> Exercise aim:
Your answer should consist of the lines in the listing that hold "verified".

◆ ◆ ◆ ◆ ◆

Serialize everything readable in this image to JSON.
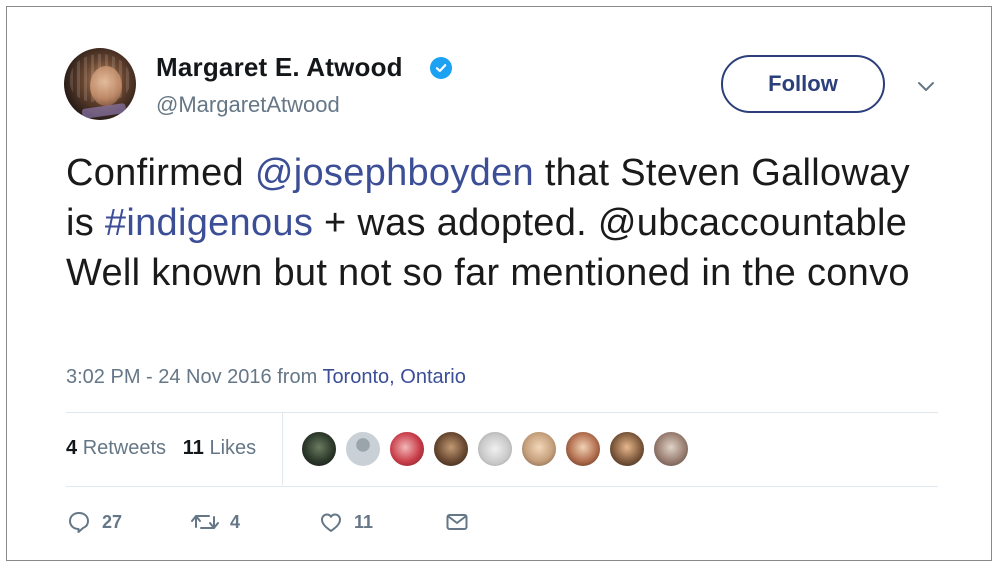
{
  "tweet": {
    "author": {
      "name": "Margaret E. Atwood",
      "handle": "@MargaretAtwood",
      "verified": true
    },
    "follow_label": "Follow",
    "text_parts": [
      {
        "text": "Confirmed ",
        "type": "text"
      },
      {
        "text": "@josephboyden",
        "type": "mention"
      },
      {
        "text": " that Steven Galloway is ",
        "type": "text"
      },
      {
        "text": "#indigenous",
        "type": "hashtag"
      },
      {
        "text": " + was adopted. @ubcaccountable Well known but not so far mentioned in the convo",
        "type": "text"
      }
    ],
    "timestamp": "3:02 PM - 24 Nov 2016 from",
    "location": "Toronto, Ontario",
    "stats": {
      "retweets_count": "4",
      "retweets_label": "Retweets",
      "likes_count": "11",
      "likes_label": "Likes"
    },
    "actions": {
      "reply_count": "27",
      "retweet_count": "4",
      "like_count": "11"
    }
  },
  "colors": {
    "link": "#3b4e96",
    "muted": "#657786",
    "verified": "#1da1f2",
    "follow_border": "#2b3f7a"
  },
  "icons": [
    "verified-badge-icon",
    "chevron-down-icon",
    "reply-icon",
    "retweet-icon",
    "like-icon",
    "message-icon"
  ]
}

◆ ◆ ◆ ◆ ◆

> Exercise answer:
      "verified": true
    "verified": "#1da1f2",
    "verified-badge-icon",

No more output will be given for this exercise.